DSOC works within the Democratic Party, said Harrington, because of the party's relationships with organized workers, blacks, feminists, environmentalists and other "progressive groups."

The Socialist Caucus circulated a list of convention delegates who were caucus members, including;[6]

Prominent DSOC member

According to Democratic Socialist Organizing Committee founder and chairman Michael Harrington, the influence of the group is disproportionate to its size because of the positions held by some DSOC members within the Democratic Party.

In 1980 prominent DSOC members included Rep, Ronald Dellums (D-CA); Hilda Mason, D.C. City Council, Harlan Baker, Maine state legislature; Jerry Nadler, New York state legislature, Perry Bullard, Michigan state legislature; Ruth Messinger, New York City Council; Harry Britt, San Francisco Board of Supervisors; Patrick Gorman, chairman of the board, Amalgamated Meatcutters; William Winpisinger, president, International Association of Machinists ; Irving Bluestone, vice president, United Auto Workers; Martin Gerber, vice-president, UAW, Sol Stetin, senior vice-president, Amalgamated Clothing and Textile Workers , Joyce Miller, national president, Coalition of Labor Union Women ; Dolores Huerta, vice-president, United Farmworkers, Cleveland Robinson, president, District 65, UAW; Victor Gotbaum, head of District Council 37, American Federation of State, County and Municipal Employees , New York, Mildred Jeffrey; Victor Reuther; James Farmer; Nat Hentoff; Gloria Steinem; Rosemary Reuther; Harvey Cox and Irving Howe.[7]

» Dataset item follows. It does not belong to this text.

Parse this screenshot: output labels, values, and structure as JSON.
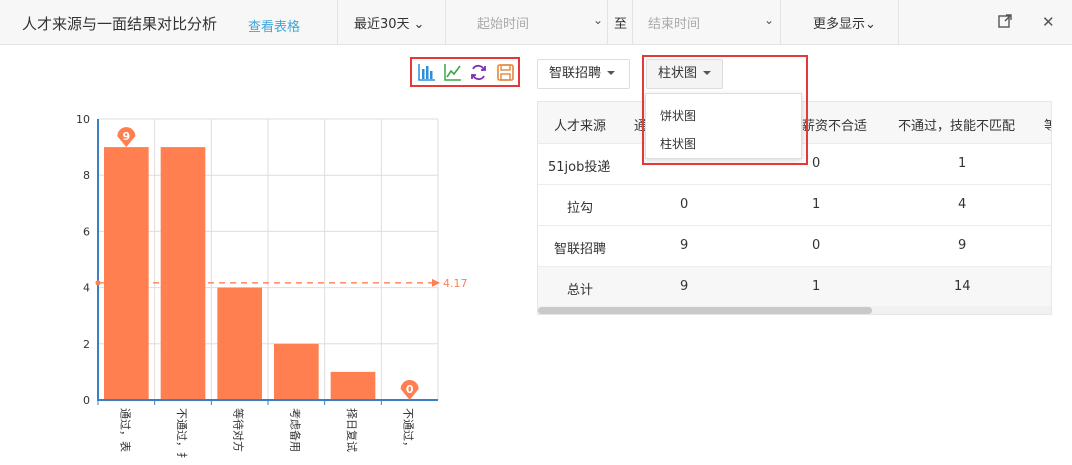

Passed on

The family of "democratic socialism ... suffered many losses" in 1995. Among the comrades who died were David Livingston, the retired president of United Auto Workers District 65, who received New York DSA's Eugene V. Debs/ Norman Thomas Award in 1990; and Cleveland Robinson, who was also a leader of District 65 for many years. Martin Luther King, Jr. once called District 65 "the conscience of the labor movement".[8]


  1. PWW, Feb 20, 1993, page 12
  2. The King Center Archives, Negro American Labor Council
  4. Democratic Left, Sep. 1975, page 2
  5. Information Digest, December 14, 1979, page 370/371
  6. Information Digest, Septemer 19, 1980, p 333
  7. Information Digest, September 19, 1980, page 331
  8. Dem. Left, Sept./Oct 1995, page 41